Bradford: Preschool, full-day kindergarten poor policy for state
Mandatory preschool and full-day kindergarten for all Colorado children are not policies the state should pursue, Republican House District 55 candidate Laura Bradford said Tuesday.
“I am not a fan of universal pre-kindergarten,” Bradford told The Daily Sentinel’s editorial board. “I’m not even a fan of full-day kindergarten.”
Bradford, a Collbran resident, said these programs might make sense for low-income students who cannot stay at home with their parents, but for the children of middle- and high-income families they do not.
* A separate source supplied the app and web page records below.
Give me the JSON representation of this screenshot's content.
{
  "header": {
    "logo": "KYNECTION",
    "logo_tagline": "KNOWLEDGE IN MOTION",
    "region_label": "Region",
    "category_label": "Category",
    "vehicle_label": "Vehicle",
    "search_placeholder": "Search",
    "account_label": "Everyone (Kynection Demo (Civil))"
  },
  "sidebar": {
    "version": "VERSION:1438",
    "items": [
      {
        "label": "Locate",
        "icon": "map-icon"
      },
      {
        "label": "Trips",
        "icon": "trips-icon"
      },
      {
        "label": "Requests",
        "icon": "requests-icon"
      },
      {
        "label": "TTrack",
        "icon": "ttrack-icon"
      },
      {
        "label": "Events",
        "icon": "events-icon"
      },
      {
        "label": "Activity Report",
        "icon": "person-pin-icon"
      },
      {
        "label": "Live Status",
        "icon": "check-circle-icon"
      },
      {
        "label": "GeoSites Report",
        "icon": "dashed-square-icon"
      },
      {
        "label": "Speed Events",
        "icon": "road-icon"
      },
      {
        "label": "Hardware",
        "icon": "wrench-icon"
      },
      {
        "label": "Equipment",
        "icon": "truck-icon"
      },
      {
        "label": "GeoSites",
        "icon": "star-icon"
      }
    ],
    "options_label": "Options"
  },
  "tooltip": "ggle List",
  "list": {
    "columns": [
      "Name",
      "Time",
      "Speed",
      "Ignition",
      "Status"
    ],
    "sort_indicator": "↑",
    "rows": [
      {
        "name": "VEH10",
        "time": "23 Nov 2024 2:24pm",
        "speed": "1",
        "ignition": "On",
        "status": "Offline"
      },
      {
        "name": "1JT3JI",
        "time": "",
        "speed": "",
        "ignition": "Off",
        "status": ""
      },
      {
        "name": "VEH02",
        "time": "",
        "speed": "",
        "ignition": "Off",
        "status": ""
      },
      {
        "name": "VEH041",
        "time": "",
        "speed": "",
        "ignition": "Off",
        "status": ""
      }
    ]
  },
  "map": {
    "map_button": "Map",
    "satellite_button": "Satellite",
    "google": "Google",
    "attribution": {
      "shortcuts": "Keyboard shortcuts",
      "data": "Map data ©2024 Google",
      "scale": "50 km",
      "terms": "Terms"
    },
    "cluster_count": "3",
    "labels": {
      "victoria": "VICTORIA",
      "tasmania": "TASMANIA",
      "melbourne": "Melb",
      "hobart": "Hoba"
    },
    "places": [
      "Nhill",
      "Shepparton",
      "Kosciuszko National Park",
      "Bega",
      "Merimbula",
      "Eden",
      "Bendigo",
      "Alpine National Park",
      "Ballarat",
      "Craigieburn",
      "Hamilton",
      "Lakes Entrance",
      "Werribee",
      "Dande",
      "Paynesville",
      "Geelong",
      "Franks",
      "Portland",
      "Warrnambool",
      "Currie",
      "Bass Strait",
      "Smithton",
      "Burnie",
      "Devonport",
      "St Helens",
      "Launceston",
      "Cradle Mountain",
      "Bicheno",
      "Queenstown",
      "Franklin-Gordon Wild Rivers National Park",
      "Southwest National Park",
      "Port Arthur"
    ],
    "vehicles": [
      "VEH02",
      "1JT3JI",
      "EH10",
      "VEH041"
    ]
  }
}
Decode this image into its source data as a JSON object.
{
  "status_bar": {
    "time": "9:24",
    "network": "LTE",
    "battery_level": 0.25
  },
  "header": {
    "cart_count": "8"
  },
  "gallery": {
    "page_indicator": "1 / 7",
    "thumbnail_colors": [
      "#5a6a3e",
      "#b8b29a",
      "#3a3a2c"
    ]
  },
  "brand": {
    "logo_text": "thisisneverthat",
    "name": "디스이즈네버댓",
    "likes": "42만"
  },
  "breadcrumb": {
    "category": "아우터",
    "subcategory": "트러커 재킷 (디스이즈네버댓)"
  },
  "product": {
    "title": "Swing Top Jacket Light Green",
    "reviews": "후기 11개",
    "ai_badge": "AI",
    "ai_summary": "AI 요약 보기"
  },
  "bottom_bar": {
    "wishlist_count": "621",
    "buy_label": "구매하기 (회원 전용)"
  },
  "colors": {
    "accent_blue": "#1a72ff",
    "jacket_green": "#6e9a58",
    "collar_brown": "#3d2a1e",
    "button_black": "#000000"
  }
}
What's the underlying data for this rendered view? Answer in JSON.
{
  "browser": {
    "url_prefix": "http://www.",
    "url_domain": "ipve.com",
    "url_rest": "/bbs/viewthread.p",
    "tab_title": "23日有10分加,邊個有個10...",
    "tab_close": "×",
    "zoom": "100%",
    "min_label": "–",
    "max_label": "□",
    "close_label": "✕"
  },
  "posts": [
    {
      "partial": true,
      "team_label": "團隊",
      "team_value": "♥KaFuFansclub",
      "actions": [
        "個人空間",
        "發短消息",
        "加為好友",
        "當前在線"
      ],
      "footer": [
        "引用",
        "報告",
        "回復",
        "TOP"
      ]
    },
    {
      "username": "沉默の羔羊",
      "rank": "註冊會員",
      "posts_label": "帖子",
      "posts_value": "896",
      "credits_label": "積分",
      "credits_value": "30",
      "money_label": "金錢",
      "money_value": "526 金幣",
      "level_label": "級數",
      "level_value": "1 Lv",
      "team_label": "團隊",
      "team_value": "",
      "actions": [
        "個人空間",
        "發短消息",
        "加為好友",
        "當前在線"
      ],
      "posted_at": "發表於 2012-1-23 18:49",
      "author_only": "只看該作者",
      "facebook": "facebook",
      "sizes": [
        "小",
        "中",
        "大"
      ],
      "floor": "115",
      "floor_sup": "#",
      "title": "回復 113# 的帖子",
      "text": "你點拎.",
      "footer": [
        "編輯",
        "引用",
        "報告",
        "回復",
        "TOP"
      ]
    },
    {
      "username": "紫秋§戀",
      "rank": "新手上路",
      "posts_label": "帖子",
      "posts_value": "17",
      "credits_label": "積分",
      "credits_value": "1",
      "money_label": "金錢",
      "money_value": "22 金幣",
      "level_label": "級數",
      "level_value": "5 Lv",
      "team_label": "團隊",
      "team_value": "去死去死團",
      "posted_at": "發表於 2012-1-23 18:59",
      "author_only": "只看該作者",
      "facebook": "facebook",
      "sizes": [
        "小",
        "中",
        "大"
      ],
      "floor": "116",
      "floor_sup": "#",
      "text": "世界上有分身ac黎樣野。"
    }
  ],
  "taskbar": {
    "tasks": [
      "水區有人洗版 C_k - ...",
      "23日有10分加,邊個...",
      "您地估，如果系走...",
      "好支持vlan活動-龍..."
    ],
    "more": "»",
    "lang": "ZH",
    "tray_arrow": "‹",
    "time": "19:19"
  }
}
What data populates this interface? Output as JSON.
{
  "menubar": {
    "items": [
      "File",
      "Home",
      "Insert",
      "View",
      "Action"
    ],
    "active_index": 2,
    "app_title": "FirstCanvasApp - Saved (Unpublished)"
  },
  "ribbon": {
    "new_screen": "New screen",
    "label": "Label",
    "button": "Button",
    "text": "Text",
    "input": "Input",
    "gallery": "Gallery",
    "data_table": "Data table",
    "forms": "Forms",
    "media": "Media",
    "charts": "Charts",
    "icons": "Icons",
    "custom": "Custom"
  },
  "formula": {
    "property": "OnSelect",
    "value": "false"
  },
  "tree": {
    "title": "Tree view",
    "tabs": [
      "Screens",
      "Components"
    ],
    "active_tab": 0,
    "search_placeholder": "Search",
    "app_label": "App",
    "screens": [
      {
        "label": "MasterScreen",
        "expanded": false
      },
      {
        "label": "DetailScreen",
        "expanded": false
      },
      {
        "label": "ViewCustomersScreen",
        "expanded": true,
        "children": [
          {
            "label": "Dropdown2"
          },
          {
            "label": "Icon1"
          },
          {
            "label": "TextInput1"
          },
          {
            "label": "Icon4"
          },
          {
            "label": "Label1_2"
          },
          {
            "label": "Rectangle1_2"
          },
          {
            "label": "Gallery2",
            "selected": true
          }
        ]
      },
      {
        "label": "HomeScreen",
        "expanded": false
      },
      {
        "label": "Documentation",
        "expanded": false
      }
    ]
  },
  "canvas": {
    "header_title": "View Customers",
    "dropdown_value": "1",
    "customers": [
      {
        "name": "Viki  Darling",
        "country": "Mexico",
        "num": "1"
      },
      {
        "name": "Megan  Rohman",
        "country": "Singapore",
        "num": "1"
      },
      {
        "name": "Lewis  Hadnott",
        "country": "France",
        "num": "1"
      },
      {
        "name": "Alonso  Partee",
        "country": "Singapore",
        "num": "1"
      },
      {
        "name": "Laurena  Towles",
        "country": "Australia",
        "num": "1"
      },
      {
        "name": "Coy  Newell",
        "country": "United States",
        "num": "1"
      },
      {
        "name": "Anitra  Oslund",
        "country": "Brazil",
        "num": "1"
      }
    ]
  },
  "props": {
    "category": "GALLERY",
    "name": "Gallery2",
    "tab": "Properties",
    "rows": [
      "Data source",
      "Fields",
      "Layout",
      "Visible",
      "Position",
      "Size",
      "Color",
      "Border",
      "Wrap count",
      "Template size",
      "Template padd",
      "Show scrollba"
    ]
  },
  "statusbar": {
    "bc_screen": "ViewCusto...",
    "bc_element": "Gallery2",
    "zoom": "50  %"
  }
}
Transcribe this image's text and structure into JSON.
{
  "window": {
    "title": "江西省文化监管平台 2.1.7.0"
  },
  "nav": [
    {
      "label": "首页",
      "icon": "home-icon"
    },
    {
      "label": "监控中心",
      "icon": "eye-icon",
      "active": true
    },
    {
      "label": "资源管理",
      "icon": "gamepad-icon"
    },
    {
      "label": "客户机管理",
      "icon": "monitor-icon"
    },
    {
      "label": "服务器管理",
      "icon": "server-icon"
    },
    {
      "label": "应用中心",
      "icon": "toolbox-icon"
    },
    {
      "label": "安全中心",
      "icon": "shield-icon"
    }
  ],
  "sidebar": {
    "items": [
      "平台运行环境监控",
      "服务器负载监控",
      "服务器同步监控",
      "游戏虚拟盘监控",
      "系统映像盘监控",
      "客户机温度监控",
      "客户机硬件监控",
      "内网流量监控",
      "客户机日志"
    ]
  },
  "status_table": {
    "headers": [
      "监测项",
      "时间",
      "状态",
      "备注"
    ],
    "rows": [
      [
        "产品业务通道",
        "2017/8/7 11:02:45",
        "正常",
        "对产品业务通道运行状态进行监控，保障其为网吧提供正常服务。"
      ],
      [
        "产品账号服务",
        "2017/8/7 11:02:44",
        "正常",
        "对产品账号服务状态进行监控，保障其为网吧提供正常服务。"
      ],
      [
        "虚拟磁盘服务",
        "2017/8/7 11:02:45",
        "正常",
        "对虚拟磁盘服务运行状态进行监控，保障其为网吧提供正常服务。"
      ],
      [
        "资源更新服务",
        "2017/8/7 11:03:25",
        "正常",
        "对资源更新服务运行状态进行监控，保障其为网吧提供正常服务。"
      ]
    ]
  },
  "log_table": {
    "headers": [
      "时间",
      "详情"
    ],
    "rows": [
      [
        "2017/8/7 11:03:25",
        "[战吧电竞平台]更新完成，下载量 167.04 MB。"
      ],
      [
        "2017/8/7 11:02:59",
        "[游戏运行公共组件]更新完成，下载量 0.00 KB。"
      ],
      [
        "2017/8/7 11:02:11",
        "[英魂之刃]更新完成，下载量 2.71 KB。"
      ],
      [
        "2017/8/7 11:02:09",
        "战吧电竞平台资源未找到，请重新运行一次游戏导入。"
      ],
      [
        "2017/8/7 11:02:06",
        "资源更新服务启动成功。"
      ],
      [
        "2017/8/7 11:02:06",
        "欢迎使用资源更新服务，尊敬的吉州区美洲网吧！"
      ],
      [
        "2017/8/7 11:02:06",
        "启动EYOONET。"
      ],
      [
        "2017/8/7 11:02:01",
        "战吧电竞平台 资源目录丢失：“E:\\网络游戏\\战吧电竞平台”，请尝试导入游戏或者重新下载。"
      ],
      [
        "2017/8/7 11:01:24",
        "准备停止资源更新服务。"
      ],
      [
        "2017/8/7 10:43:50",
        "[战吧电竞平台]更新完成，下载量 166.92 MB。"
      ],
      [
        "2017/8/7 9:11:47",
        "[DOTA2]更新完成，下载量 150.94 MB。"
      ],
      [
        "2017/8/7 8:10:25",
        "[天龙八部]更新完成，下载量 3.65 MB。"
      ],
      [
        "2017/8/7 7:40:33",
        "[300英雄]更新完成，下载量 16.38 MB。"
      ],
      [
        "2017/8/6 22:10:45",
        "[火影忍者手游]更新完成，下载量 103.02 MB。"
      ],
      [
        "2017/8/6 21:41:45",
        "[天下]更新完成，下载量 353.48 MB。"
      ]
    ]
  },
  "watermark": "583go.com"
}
“I am a fan of a working wage for a family, that if they so choose a parent can stay at home full-time for as long as they choose. … I do not think it is wise for universal pre-kindergarten to take children out of their homes before they should,” she said. “Parents know best how to raise their kids.”
Bradford said the Head Start program, which helps address the education, health and nutrition issues among low-income children, is an adequate tool for helping young children who might benefit from mandatory pre-kindergarten.
Under Gov. Bill Ritter, the state Legislature has increased funding for preschool and full-day kindergarten programs.
The 2008 School Finance Act, for example, created a $34.5 million grant fund for full-day kindergarten-related construction projects.
Those funds, however, were frozen as part of budget trimming implemented by Ritter as a result of the national economic downturn.
Bradford’s opponent, state Rep. Bernie Buescher, D-Grand Junction, along with Rep. Steve King, R-Grand Junction, voted in favor of the bill during its final vote May 6 in the state House.
Buescher, however, said Bradford was misled if she thinks the state has endorsed mandatory kindergarten.
“The fact of the matter is, there’s a lot of young parents that want preschool or full-day kindergarten for their kids,” Buescher said. “I’m curious where she’s jumping to the conclusion that anyone is trying to mandate it.”